Real expansion during his reign proved impossible, however, as he faced rebellion from some of his closest, and trusted advisors who were all led by the prime minister, Halaytudaha. During an attempted assassination, the commander of Raden’s guard, Gajah Mada, helped him flee the capital city. Later, with the aid of Gajah Mada, Raden returned to the city and put down the rebellion. When all the rebels had been killed, Halaytudha was executed. Raden Wijaya died shortly after this in 1309 CE.
Raden was succeeded by his son, Jayanegara, who was not well liked.
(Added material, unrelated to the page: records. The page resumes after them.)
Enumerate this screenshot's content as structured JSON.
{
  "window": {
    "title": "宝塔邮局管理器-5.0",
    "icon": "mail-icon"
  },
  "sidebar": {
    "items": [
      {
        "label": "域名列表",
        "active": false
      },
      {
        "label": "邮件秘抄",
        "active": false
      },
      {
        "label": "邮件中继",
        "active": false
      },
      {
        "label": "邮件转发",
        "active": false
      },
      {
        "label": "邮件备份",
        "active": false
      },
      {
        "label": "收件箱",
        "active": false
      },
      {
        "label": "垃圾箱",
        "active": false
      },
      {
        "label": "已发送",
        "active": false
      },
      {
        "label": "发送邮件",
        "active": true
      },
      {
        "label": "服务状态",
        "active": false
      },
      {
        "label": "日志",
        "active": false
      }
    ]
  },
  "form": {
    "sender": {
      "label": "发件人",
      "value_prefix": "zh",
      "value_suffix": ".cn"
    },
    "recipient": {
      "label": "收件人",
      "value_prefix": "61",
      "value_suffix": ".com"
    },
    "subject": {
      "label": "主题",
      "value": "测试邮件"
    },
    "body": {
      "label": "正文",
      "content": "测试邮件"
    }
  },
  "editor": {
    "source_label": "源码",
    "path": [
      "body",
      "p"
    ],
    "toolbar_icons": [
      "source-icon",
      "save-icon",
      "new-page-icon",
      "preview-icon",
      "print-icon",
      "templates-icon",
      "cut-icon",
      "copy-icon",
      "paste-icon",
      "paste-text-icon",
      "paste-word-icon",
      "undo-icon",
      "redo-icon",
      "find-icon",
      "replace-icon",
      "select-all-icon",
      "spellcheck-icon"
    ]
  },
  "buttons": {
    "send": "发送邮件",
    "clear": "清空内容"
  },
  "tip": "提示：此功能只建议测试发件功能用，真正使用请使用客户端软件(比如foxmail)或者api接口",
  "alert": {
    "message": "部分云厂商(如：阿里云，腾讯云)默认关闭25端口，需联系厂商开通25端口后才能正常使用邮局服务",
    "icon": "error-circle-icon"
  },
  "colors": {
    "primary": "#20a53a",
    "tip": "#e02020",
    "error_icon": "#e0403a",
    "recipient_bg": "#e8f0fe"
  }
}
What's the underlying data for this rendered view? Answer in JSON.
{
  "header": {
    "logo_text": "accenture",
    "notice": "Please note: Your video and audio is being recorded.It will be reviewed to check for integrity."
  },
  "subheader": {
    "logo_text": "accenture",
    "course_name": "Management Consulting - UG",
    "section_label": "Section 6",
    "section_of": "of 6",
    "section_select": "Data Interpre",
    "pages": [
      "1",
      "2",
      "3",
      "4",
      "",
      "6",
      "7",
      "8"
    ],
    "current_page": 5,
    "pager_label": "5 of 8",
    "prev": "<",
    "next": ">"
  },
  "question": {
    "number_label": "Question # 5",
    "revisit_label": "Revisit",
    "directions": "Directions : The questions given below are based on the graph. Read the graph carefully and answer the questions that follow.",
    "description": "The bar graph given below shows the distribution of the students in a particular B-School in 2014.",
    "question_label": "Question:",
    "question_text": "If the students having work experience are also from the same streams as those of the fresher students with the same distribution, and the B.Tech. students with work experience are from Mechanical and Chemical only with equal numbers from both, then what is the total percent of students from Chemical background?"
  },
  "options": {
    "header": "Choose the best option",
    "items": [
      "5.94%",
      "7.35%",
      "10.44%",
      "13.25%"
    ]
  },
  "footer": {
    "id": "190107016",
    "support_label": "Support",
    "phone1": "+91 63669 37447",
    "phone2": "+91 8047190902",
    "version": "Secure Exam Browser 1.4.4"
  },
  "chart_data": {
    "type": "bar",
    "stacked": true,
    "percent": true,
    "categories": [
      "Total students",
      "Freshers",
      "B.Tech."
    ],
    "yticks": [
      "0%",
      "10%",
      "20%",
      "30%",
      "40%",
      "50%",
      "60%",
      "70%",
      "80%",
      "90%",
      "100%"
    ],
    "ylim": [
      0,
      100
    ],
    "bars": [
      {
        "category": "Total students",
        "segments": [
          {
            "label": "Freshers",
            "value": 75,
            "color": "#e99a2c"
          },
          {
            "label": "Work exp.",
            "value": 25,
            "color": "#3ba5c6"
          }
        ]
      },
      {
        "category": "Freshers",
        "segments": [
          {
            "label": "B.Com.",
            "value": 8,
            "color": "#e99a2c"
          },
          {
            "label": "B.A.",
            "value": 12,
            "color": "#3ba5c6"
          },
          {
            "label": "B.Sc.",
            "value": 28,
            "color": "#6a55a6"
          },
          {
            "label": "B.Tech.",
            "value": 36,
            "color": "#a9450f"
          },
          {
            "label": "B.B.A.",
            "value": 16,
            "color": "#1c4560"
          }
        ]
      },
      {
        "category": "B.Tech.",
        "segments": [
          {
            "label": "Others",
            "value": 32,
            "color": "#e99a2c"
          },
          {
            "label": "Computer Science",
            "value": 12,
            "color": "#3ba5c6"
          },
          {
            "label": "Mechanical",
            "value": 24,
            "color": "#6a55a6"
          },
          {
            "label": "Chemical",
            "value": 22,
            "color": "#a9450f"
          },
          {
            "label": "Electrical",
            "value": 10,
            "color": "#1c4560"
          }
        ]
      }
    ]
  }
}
He was considered to be of questionable, immoral character for taking his stepsisters to be his wives. The people called him “Weak Villain,” which exemplified their contempt for this leader. A rebellion was led against Jayanegara by a man named Kuti in 1319. Kuti successfully deposed Jayanegara; however, like his father before him, Jayanegara was saved from assassination by Gajah Mada, who helped him escape the capital city.
Kuti proved to be even less popular with the people than Jayanegara had. Shortly after Kuti’s reign had begun, Gajah Mada snuck back into the capital, organized a counter-insurrection, put down Kuti, and re-installed Jayanegara as the king once again. Gajah Mada was promoted to what can best be described as prime minister for his help in restoring the king.
Gajah’s loyalty to Jayanegara disappeared, however, after the king decided to take Gajah’s wife, and use her as one of his own consorts. Gajah Mada bode his time waiting for the right opportunity.
In 1328 CE he arranged for the assassination of Jayanegara, having him killed by his personal physician while the king was ill. Gajah then “sussed out” the physician, Tancha (sometimes spelled Tanca), and had him executed for assassinating the king. Because he had no sons, Jayanegara was succeeded by his stepmother’s daughter, Tribhuwana Wijayatunggadewi.
In 1336 CE, after he had helped put down yet another rebellion that began in 1331 CE, Tribhuwana appointed Gajah Mada as her prime minister. This began a golden age for the Majapahit Empire. He would become a household name, and is still revered all over Indonesia today. He was a hero of the people, born of humble beginnings and rising to power by using his intelligence, his strong loyalty (one can’t fault him for being more loyal to his wife than his king), and fierce determination.
During his appointment confirmation, he swore an oath that he would live simply, foregoing worldly pleasures, vacation, or receive a salary from his position, until he conquered Nusantara (Indonesia). This was such a bold commitment, that even his closest friends doubted his ability to see it through.
In 1343 CE he would begin realizing this lofty goal by invading Bali, defeating the Pejeng dynasty, and bringing Bali under the control of the Majapahit.
He would eventually go on to fulfill his oath, however, he was demoted due to some of the extreme methods he had taken during this quest, and lived the rest of his life in obscurity.
Look forward to an upcoming blog entry for more on this fascinating figure in Indonesian history.